— Exercise requirements —
Which of the lines below include the word "rest"? Pull each one out.

Element data from apps and pages:
::::::

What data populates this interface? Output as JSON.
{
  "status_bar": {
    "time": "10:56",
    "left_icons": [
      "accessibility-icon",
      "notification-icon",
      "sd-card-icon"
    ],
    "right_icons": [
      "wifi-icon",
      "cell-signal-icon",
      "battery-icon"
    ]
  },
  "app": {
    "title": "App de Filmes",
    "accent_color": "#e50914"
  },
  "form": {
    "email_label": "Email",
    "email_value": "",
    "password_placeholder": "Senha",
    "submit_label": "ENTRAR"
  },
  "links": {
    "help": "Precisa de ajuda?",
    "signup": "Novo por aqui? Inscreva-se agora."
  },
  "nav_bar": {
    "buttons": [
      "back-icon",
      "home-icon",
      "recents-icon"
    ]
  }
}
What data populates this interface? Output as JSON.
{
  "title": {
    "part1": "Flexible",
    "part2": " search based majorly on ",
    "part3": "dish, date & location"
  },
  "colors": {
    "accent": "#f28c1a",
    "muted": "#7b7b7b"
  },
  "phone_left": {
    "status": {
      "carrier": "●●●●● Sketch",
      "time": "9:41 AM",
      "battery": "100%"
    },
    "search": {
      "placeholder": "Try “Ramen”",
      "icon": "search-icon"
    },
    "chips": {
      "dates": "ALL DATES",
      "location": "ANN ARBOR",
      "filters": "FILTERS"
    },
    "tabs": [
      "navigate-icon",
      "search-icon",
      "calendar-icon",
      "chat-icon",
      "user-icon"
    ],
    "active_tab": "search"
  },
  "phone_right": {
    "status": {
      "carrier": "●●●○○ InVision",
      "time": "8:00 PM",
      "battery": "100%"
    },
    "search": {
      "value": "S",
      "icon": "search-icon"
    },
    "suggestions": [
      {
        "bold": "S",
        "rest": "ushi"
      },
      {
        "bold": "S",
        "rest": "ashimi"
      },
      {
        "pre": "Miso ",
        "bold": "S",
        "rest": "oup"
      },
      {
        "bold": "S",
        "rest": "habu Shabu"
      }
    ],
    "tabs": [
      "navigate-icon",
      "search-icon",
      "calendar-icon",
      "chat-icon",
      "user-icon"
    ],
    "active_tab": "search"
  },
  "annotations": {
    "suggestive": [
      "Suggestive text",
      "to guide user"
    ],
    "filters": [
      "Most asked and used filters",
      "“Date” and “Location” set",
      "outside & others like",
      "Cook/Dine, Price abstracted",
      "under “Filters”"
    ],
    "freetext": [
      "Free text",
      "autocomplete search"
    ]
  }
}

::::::

— Response to this exercise —
        "rest": "ushi"
        "rest": "ashimi"
        "rest": "oup"
        "rest": "habu Shabu"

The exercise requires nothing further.